(Data about app and page elements)
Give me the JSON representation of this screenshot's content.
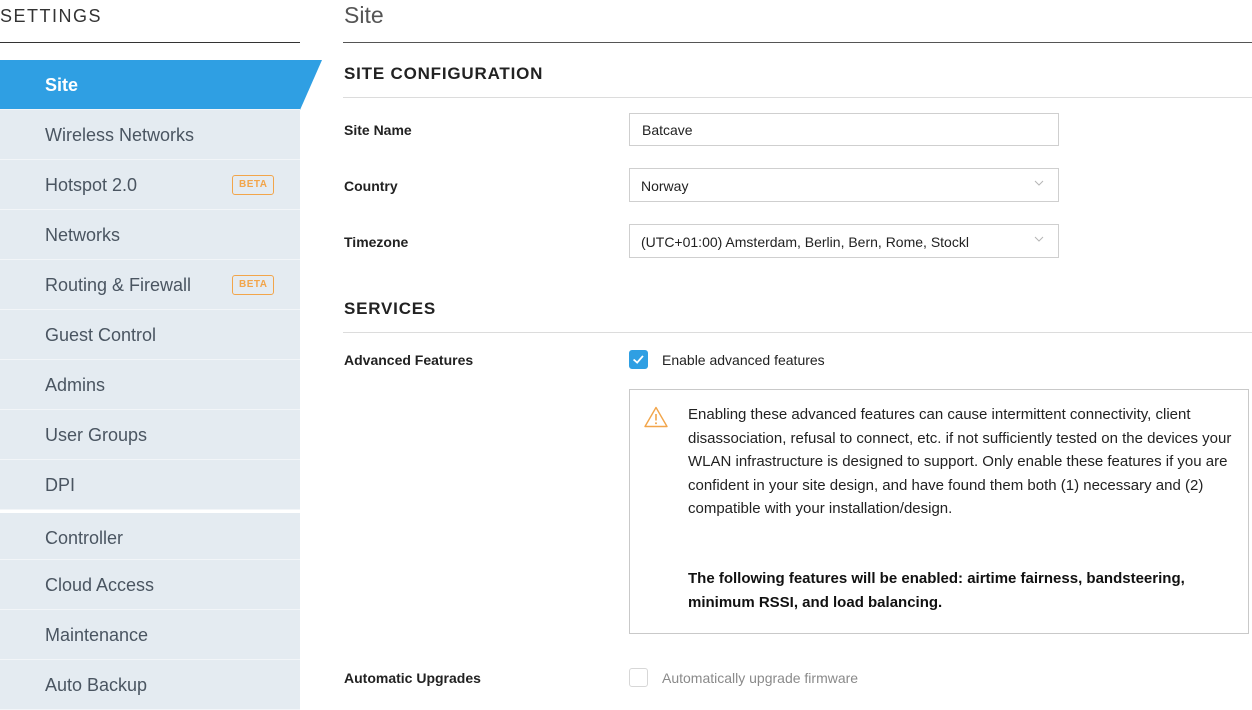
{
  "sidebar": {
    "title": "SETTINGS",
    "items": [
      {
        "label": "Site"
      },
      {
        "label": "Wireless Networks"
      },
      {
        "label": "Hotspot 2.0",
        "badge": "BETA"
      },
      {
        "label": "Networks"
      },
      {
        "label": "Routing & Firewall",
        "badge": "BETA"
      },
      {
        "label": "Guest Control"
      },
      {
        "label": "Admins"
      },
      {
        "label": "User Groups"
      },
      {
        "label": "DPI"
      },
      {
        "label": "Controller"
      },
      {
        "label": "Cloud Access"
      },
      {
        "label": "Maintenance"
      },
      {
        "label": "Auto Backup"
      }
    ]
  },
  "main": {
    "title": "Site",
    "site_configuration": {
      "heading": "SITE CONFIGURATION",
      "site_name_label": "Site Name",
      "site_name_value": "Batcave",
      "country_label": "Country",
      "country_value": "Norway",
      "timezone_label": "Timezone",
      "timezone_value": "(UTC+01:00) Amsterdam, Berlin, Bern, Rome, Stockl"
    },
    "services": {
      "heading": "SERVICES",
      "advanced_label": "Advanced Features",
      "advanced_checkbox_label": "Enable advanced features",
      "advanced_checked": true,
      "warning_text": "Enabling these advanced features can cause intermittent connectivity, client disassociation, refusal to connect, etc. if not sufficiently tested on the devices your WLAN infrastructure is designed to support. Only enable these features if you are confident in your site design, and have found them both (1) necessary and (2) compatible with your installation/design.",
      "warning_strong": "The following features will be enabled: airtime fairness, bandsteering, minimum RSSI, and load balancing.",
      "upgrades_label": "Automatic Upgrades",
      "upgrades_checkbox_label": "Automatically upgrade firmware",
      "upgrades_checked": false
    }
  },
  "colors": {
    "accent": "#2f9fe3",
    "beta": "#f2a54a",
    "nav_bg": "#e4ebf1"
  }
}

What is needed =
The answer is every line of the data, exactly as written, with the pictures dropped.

Written solution =
Give me the JSON representation of this screenshot's content.
{
  "sidebar": {
    "title": "SETTINGS",
    "items": [
      {
        "label": "Site"
      },
      {
        "label": "Wireless Networks"
      },
      {
        "label": "Hotspot 2.0",
        "badge": "BETA"
      },
      {
        "label": "Networks"
      },
      {
        "label": "Routing & Firewall",
        "badge": "BETA"
      },
      {
        "label": "Guest Control"
      },
      {
        "label": "Admins"
      },
      {
        "label": "User Groups"
      },
      {
        "label": "DPI"
      },
      {
        "label": "Controller"
      },
      {
        "label": "Cloud Access"
      },
      {
        "label": "Maintenance"
      },
      {
        "label": "Auto Backup"
      }
    ]
  },
  "main": {
    "title": "Site",
    "site_configuration": {
      "heading": "SITE CONFIGURATION",
      "site_name_label": "Site Name",
      "site_name_value": "Batcave",
      "country_label": "Country",
      "country_value": "Norway",
      "timezone_label": "Timezone",
      "timezone_value": "(UTC+01:00) Amsterdam, Berlin, Bern, Rome, Stockl"
    },
    "services": {
      "heading": "SERVICES",
      "advanced_label": "Advanced Features",
      "advanced_checkbox_label": "Enable advanced features",
      "advanced_checked": true,
      "warning_text": "Enabling these advanced features can cause intermittent connectivity, client disassociation, refusal to connect, etc. if not sufficiently tested on the devices your WLAN infrastructure is designed to support. Only enable these features if you are confident in your site design, and have found them both (1) necessary and (2) compatible with your installation/design.",
      "warning_strong": "The following features will be enabled: airtime fairness, bandsteering, minimum RSSI, and load balancing.",
      "upgrades_label": "Automatic Upgrades",
      "upgrades_checkbox_label": "Automatically upgrade firmware",
      "upgrades_checked": false
    }
  },
  "colors": {
    "accent": "#2f9fe3",
    "beta": "#f2a54a",
    "nav_bg": "#e4ebf1"
  }
}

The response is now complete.